Things can go one of two ways when a celebrity has a passion project. If it’s good, it’s called a “passion project.” But when it’s bad, the label that frequently gets ascribed is “vanity project” (e.g. THE POSTMAN, BATTLEFIELD EARTH, AFTER EARTH). Now, typically I abhor defining films as such because it feels so dismissive of the filmmaking process. When you think about it, just because something’s a hit doesn’t make it any less of a vanity project than a bad film. The latest film to walk the line (pun intended), teetering between vanity and passion project territory, is star-co-writer-director Don Cheadle’s MILES AHEAD. The film takes a look at a sliver of time in Miles Davis’ life when he withdrew from society. At times more of a buddy cop action film than a surrealist reinvention of the traditional music biopic, the film is a mixed bag. Much like jazz itself, tonal notes scat all over the place – and the assembled product doesn’t produce much of a song.
Inspired by true-life events, Cheadle and co-writer Steven Baigelman (who work from a story also by Stephen J. Rivele and Christopher Wilkinson) give an impressionistic recounting of the icon’s time away from the spotlight – a time filled with creative strife, physical pain, drugs, booze and sycophantic personalities. Right in the middle of his career in the 1970’s, on a successful plateau from his meteoric rise to worldwide acclaim, the jazz artist became somewhat of a recluse. So it’s with a lot of nerve and gumption that music journalist Dave Braden (Ewan McGregor) shows up at Davis’ door, begging for an interview, hoping to learn the truth about the self-imposed sabbatical. However, he gets dragged into a much larger adventure with the musical genius – one that requires the pair to recover a stolen tape of Davis’ latest material. As the dynamic duo get to know each other, we find out that Davis’ eccentricities were fueled by his crumbling relationship with his muse/ wife Frances (Emayatzy Corinealdi).
Cheadle’s film is really “two films for the price of one.” The budding friendship between the reporter and the icon is the strongest storyline of the film. Refreshing and vibrant, it’s an escalating wacky misadventure, and we mostly enjoy the ride. McGregor and Cheadle have an indisputable electric chemistry. However, Cheadle and Baigleman’s material holds back from genuinely embracing the chaos in the fictionalized narrative, leaving the audience to feel cheated of pure greatness.

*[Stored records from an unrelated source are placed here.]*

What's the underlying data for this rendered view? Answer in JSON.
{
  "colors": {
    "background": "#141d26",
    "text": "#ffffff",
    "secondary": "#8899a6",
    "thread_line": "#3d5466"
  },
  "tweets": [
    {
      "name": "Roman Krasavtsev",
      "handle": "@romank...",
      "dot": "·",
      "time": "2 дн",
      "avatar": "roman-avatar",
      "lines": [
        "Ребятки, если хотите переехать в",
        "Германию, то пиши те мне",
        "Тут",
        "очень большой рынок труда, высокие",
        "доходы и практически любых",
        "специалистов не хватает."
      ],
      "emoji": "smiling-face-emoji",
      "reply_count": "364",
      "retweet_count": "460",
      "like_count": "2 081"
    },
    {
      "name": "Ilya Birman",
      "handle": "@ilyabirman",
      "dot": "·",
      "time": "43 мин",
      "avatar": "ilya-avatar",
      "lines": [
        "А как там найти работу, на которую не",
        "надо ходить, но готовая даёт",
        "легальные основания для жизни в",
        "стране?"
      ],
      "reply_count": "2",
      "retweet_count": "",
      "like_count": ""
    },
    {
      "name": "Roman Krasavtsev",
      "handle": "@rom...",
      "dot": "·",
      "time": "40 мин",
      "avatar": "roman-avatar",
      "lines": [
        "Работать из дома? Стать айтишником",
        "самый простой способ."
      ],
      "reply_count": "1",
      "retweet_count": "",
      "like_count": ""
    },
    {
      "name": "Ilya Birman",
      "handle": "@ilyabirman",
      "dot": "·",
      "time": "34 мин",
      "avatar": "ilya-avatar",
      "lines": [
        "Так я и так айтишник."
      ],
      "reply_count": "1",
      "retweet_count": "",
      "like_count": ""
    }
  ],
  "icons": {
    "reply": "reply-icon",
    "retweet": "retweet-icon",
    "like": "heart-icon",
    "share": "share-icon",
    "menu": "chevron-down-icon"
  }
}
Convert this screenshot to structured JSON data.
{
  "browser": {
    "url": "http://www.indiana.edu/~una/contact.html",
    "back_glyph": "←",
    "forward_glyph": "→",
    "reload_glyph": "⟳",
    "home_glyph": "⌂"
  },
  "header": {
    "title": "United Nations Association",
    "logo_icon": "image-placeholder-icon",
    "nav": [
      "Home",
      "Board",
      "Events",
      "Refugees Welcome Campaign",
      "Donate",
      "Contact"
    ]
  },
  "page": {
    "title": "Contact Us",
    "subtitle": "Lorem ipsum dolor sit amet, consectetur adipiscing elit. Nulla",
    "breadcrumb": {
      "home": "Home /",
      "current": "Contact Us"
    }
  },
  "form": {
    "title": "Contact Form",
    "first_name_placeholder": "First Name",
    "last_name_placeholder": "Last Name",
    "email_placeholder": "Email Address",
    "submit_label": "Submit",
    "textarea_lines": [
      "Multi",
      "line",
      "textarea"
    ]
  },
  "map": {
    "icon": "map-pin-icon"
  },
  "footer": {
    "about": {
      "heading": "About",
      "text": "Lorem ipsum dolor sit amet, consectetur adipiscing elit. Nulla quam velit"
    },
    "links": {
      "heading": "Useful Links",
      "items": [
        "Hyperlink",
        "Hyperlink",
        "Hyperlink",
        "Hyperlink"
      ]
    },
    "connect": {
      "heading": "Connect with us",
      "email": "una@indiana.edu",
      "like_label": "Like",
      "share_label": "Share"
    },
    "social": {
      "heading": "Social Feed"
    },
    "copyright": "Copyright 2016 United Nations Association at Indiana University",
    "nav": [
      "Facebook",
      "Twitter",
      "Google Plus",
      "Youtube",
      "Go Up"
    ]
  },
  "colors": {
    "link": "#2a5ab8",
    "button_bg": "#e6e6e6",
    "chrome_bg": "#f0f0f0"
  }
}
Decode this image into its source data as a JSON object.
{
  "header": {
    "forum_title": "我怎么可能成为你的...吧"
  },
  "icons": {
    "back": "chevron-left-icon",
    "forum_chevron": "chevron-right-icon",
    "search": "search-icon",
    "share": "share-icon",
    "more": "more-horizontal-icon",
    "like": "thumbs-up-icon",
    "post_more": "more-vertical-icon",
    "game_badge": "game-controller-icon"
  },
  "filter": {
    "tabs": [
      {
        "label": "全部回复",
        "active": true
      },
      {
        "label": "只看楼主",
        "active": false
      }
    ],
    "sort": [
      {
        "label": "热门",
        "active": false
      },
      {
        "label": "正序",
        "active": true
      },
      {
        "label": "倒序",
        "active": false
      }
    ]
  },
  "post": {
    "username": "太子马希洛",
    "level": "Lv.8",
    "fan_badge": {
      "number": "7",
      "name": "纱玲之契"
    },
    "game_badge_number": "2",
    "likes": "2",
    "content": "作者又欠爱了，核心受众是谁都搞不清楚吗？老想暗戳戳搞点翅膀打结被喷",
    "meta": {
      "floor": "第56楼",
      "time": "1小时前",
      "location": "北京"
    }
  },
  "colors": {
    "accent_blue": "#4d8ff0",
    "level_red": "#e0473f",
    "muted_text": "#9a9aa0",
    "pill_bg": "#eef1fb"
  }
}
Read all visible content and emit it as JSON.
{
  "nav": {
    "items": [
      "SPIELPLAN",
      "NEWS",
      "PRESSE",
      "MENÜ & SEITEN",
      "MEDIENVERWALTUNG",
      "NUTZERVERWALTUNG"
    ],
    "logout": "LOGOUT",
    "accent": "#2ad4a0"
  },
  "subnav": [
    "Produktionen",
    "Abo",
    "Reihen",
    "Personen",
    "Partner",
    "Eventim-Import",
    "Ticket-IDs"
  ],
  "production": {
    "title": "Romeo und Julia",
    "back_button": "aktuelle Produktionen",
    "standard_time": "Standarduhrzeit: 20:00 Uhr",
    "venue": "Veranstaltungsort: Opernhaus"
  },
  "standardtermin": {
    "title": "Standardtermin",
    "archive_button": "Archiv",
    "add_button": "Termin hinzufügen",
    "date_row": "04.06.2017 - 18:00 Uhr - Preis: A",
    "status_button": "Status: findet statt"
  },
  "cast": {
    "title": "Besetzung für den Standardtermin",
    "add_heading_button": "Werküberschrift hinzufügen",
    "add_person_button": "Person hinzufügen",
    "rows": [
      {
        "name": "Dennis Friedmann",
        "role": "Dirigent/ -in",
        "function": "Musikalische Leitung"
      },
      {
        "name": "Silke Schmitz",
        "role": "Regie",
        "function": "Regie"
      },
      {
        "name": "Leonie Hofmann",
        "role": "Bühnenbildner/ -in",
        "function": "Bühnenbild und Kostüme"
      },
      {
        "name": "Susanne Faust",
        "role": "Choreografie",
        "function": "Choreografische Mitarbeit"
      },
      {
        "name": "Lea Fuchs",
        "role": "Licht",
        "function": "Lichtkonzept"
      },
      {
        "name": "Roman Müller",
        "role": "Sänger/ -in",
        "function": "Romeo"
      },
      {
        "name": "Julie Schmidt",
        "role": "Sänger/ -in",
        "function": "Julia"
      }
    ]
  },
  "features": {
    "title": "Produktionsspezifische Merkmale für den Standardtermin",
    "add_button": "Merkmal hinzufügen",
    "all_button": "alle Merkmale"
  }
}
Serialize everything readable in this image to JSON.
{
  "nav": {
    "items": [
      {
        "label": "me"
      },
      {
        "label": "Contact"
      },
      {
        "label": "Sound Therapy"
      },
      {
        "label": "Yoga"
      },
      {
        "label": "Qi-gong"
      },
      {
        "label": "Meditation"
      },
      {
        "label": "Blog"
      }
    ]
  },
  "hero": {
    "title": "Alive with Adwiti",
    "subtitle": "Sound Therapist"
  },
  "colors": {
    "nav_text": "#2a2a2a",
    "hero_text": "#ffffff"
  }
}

They also don’t follow through with conviction on the ALL ABOUT EVE-ing of Davis by a superstar on the rise, Junior (Lakeith Lee Stanfield, who turns in a riveting performance in his all-too brief screen time). It’s too pat of an end for his character’s evolution.
Predictable biopic plot beats are then inserted, interrupting the ensuing antics. I loved seeing Cheadle’s artistry with transitional techniques (thanks in part to his skilled editors John Axelrad and Kayla M. Emter) seamlessly blend the two stories together with aesthetic panache. Roberto Schaefer’s cinematography lends a beautiful layer – a fascinating juxtaposition of grit and polish. However, the “B-story,” that of Davis’ doomed romance with Frances, falls prey to the inevitability that our hero will booze and womanize. It’s a very familiar narrative. Despite the lackluster material afforded her, Corinealdi gives a stellar, star-making performance filled with pathos and depth.
It’s hard to sympathize, let alone empathize, with a hero who pisses it all away and makes no effort toward redemption. Finding salvation in art is an admirable sentiment, but no further insight is gleaned. The impact also loses its luster beyond the walls of the theater. Plus, there’s an eye-roll-inducing moment at the end when the filmmakers put a question mark at the end of Davis’ life span. It’s trite, cringe-worthy and an ineffective move I wish they hadn’t taken.
Jazz is a subjective category of music anyways. It seems perfectly fitting that the legend’s biopic is also offered up for subjective criticism.
2.5 out of 5
MILES AHEAD opens in limited release in New York and Los Angeles on April 1 with a slow roll out to follow.